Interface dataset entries
= = = = = = =
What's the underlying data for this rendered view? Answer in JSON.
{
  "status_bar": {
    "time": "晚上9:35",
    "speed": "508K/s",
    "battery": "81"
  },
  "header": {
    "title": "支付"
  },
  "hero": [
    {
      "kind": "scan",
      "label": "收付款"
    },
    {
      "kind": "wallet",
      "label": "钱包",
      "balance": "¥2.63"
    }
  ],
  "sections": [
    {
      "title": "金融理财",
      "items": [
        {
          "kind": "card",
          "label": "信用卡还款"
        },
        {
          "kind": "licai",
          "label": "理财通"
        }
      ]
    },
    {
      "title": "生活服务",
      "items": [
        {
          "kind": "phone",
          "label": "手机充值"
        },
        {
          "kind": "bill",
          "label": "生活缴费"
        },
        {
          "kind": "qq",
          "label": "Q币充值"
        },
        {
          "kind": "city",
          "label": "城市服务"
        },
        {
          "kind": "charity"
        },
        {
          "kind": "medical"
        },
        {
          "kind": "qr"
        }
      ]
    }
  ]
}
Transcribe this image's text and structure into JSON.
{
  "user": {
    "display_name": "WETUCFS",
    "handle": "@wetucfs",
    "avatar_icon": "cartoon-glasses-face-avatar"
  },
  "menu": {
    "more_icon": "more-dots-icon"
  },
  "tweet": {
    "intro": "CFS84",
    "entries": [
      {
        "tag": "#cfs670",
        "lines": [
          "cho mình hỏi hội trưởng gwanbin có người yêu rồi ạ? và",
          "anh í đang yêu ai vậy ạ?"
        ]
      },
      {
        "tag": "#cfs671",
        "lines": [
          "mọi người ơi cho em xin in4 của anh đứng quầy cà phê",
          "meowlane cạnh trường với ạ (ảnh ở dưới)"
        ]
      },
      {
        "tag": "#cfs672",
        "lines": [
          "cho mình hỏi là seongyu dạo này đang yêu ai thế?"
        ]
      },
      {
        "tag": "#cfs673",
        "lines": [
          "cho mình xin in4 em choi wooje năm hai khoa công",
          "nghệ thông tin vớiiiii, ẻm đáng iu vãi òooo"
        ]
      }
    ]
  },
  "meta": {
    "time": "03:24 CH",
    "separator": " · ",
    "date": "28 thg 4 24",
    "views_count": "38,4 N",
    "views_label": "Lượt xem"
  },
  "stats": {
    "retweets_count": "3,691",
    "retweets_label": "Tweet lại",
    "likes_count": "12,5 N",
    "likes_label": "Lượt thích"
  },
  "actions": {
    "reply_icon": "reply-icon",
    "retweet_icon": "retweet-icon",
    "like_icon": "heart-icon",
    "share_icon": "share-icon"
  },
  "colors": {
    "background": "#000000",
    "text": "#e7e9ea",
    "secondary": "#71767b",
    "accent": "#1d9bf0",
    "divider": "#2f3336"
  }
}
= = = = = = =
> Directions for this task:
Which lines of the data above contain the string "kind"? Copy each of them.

> Answer to the exercise:
      "kind": "scan",
      "kind": "wallet",
          "kind": "card",
          "kind": "licai",
          "kind": "phone",
          "kind": "bill",
          "kind": "qq",
          "kind": "city",
          "kind": "charity"
          "kind": "medical"
          "kind": "qr"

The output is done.